◆ **DIRECTIONS FOR THIS TASK**
Reading the records below, count the lines in which the string "boundary" appears; write the number only.

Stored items
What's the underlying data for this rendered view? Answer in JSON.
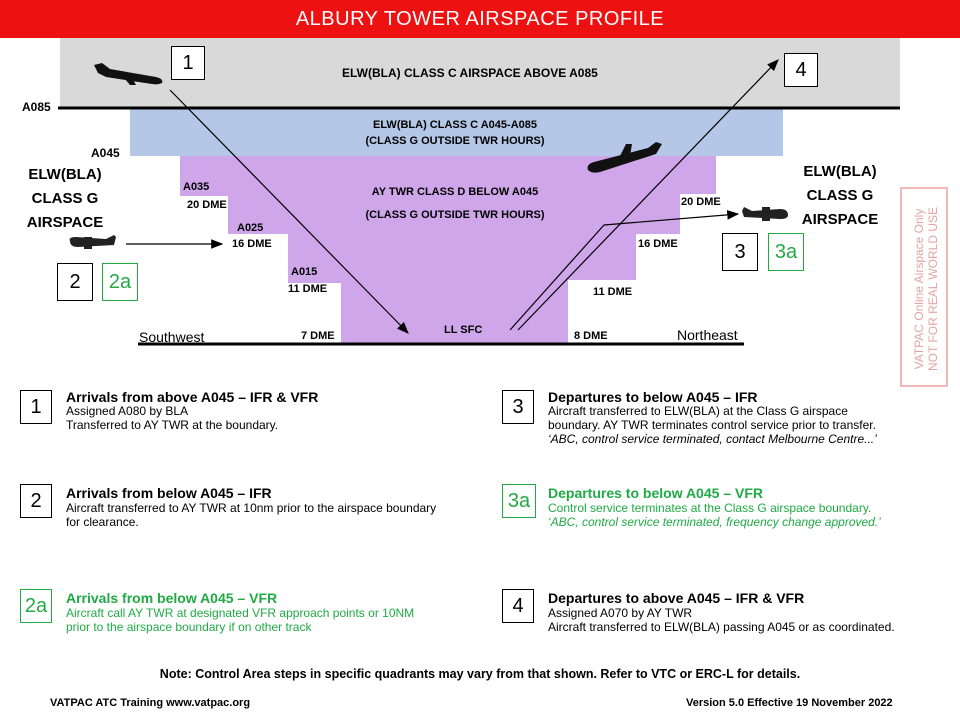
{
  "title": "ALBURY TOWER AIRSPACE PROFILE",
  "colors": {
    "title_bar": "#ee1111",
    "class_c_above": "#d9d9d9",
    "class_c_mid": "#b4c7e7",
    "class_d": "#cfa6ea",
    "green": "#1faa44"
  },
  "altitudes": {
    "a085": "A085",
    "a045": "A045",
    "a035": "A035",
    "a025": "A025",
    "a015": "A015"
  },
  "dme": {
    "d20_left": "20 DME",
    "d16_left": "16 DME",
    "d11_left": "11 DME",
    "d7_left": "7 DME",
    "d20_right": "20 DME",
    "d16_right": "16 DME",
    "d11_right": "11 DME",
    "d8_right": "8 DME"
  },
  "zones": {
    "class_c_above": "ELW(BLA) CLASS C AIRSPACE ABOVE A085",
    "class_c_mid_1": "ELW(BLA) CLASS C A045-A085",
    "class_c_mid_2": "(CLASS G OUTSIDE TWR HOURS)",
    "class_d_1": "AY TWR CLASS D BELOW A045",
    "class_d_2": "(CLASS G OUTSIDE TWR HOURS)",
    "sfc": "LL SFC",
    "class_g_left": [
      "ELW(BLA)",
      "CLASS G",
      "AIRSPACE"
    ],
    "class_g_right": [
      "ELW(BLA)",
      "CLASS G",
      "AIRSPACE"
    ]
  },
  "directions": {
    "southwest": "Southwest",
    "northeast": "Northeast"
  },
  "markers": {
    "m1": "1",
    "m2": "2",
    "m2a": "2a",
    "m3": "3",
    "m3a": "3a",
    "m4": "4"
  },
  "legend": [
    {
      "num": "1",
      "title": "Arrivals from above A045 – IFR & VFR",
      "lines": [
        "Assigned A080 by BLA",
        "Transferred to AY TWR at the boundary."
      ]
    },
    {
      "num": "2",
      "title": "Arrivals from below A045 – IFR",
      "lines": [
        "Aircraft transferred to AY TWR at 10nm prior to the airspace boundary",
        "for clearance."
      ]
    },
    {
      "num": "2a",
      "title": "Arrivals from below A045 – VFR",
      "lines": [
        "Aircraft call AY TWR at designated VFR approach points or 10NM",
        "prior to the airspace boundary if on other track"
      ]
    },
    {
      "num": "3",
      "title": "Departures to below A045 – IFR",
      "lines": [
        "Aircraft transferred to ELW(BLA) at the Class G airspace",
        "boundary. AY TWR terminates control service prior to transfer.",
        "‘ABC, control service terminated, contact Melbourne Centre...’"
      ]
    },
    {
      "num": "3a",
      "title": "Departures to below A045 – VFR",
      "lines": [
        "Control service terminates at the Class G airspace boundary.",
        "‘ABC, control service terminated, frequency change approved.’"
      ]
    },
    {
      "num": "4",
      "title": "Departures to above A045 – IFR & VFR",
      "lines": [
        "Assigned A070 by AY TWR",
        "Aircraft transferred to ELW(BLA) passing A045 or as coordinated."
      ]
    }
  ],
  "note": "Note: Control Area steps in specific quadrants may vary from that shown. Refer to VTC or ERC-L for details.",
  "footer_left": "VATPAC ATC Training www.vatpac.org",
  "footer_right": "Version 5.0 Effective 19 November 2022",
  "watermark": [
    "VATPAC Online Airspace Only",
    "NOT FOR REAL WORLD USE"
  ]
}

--

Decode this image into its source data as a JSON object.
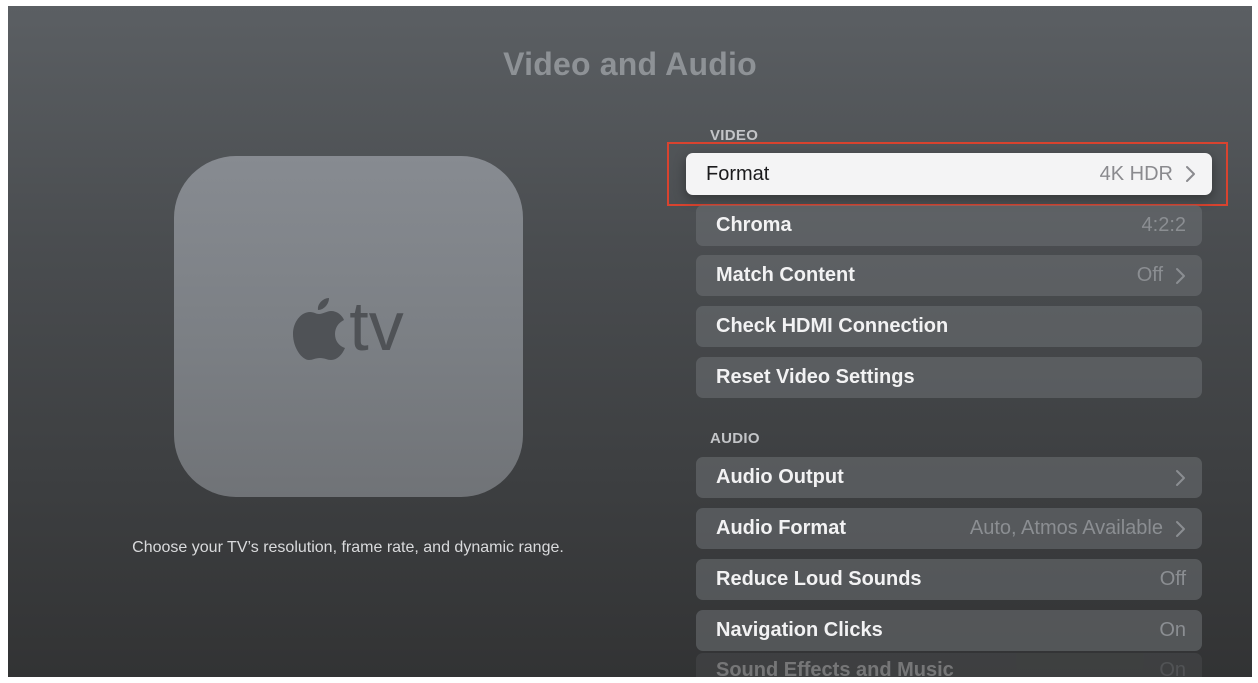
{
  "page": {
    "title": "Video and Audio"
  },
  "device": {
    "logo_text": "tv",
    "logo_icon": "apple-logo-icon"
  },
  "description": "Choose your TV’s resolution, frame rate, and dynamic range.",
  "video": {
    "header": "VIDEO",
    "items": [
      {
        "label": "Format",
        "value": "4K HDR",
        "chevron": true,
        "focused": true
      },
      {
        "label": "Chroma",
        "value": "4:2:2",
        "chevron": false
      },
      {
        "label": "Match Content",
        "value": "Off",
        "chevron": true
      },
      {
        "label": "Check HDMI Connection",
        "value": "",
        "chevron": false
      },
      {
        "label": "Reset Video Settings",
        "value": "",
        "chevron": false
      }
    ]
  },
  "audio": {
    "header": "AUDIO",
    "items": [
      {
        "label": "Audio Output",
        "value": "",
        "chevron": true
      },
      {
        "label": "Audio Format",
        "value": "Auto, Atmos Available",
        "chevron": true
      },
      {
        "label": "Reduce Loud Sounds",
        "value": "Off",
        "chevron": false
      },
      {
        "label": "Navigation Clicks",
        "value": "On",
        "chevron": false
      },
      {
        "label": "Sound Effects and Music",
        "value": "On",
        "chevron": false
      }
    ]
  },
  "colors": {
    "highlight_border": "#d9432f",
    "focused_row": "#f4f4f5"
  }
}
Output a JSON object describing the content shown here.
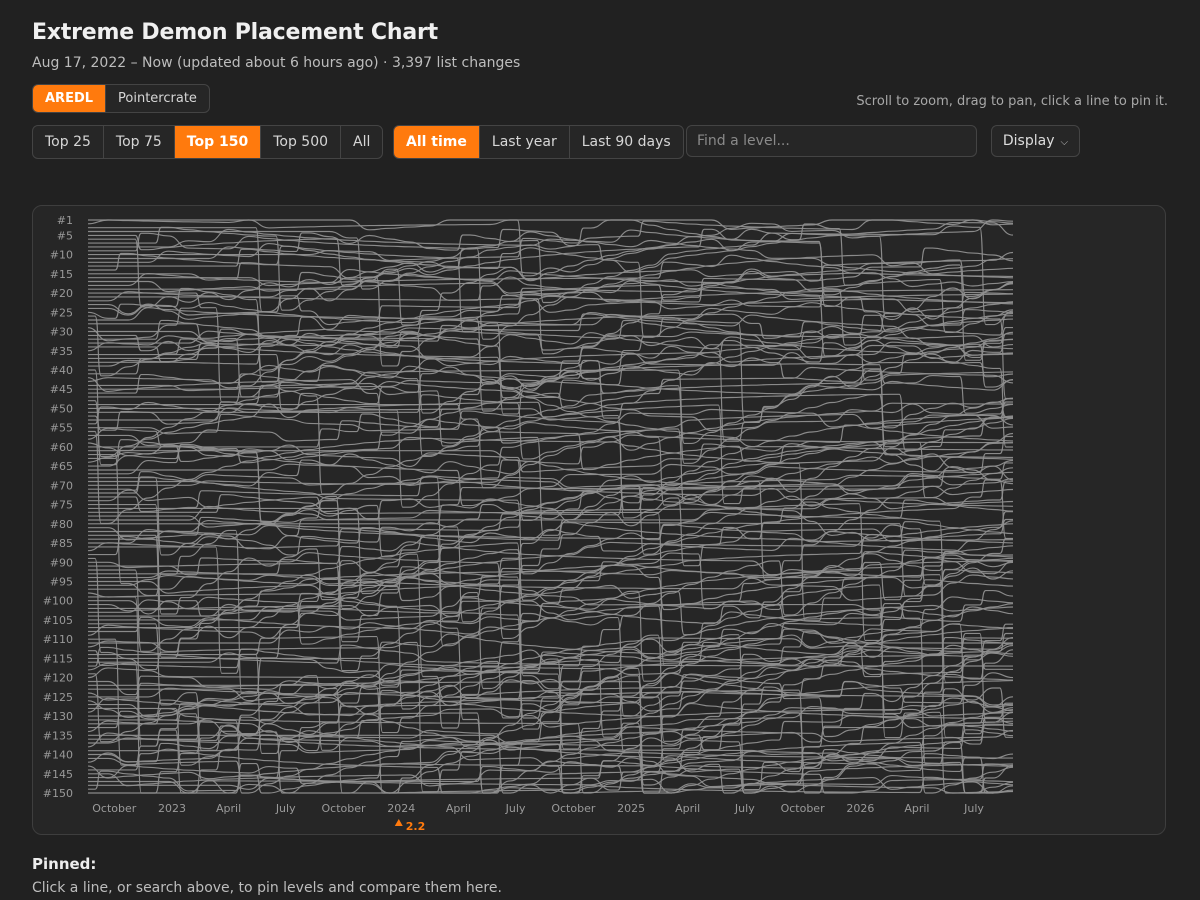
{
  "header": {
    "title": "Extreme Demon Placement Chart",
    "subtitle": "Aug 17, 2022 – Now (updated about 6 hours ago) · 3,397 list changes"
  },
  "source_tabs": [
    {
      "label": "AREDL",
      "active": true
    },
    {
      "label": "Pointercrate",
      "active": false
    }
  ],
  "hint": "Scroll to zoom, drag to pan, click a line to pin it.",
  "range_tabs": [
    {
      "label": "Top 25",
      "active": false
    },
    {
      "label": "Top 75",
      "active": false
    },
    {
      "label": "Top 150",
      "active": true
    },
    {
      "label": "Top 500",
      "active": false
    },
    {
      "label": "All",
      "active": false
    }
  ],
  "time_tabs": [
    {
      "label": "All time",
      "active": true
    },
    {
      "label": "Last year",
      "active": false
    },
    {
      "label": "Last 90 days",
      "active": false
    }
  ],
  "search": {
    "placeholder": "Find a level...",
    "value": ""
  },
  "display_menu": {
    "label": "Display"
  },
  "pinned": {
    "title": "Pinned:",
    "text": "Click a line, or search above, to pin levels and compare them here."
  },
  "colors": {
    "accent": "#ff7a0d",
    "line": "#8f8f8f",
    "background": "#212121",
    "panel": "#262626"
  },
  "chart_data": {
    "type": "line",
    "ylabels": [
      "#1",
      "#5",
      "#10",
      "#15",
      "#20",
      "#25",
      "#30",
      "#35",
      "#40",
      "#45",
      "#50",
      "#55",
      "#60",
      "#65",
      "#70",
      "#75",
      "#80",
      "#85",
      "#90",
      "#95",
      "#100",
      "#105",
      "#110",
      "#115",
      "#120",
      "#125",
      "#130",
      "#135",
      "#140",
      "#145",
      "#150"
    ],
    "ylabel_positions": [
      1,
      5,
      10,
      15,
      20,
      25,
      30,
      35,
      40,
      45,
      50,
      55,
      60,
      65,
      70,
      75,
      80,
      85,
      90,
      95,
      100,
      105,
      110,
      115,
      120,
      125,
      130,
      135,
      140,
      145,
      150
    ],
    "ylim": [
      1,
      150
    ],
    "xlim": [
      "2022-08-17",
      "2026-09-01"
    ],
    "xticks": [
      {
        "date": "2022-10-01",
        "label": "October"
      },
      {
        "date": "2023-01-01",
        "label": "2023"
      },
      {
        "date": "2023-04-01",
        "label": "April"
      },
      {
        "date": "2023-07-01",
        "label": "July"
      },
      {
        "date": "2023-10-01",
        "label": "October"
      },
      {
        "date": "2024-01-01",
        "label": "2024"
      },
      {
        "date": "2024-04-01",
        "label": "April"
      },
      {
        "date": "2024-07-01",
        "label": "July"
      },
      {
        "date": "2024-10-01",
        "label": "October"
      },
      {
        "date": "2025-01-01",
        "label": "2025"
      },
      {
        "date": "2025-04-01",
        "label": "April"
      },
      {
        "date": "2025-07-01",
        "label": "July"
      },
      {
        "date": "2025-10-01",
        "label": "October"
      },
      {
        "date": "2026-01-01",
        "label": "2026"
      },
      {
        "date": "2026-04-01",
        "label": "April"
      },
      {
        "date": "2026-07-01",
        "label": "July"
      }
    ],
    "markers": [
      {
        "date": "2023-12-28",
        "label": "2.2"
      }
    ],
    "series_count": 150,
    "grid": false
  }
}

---

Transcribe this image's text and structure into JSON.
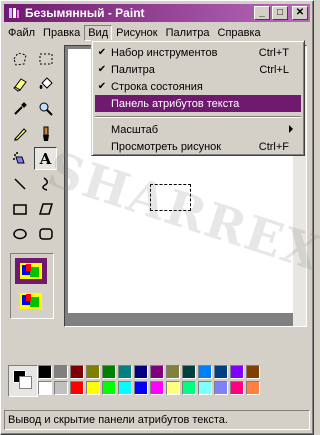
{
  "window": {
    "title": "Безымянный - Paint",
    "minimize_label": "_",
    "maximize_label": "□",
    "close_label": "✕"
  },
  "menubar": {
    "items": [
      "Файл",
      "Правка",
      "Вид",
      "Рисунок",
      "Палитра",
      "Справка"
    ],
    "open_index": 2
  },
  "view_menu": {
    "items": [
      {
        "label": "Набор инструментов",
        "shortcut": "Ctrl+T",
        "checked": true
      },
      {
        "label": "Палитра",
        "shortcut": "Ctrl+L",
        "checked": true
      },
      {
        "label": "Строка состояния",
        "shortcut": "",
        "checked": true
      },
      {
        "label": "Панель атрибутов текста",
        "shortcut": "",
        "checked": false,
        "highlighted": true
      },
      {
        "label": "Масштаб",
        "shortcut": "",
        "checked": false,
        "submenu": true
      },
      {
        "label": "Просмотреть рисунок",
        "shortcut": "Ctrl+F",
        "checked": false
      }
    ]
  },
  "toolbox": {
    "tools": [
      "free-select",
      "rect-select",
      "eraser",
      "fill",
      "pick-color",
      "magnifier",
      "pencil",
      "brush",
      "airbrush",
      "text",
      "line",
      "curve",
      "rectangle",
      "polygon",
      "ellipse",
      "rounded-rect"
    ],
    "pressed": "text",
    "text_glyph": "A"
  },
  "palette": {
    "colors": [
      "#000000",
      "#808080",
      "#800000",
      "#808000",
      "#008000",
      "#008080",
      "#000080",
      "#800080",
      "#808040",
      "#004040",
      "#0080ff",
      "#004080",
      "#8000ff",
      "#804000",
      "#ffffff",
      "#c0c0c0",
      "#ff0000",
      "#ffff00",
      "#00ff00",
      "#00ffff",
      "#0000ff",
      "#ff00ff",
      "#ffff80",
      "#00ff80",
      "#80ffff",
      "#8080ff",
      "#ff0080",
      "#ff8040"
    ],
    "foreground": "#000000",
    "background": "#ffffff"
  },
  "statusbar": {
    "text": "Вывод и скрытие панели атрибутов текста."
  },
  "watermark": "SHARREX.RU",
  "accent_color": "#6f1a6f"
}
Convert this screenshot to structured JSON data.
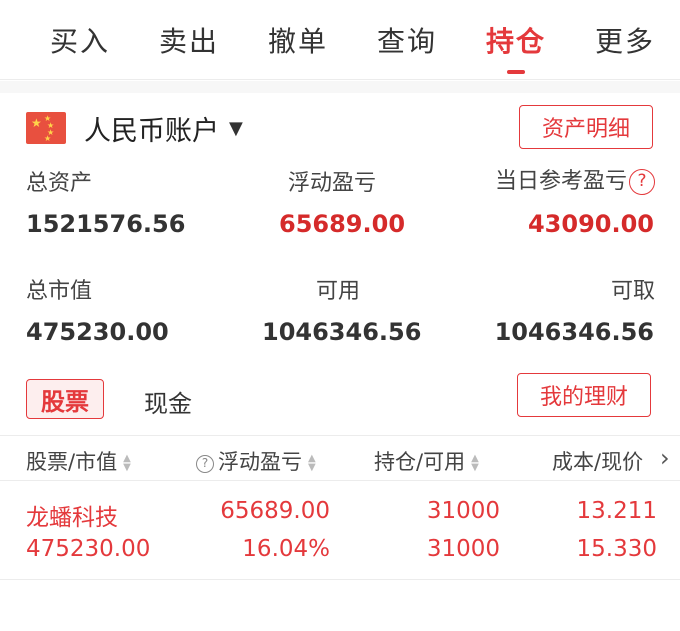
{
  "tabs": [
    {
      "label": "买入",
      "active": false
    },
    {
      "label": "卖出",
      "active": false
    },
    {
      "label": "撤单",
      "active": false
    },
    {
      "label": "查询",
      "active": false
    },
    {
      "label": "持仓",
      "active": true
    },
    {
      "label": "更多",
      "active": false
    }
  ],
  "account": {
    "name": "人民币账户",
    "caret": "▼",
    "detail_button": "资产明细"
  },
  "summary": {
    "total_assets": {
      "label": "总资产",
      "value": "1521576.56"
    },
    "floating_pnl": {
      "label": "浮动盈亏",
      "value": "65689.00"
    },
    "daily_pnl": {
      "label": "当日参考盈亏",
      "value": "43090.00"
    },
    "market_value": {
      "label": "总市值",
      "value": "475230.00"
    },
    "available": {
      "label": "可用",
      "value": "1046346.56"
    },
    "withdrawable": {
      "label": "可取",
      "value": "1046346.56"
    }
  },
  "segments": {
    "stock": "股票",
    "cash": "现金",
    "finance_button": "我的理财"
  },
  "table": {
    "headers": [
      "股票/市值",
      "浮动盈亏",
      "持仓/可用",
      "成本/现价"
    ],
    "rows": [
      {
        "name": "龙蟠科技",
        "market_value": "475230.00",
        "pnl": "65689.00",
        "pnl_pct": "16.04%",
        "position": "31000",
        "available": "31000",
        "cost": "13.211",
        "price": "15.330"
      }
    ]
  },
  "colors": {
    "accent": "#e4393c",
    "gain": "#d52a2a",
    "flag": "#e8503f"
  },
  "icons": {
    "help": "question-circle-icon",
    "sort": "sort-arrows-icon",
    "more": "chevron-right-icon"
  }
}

◆ **SOLUTION FOR THIS TASK**
5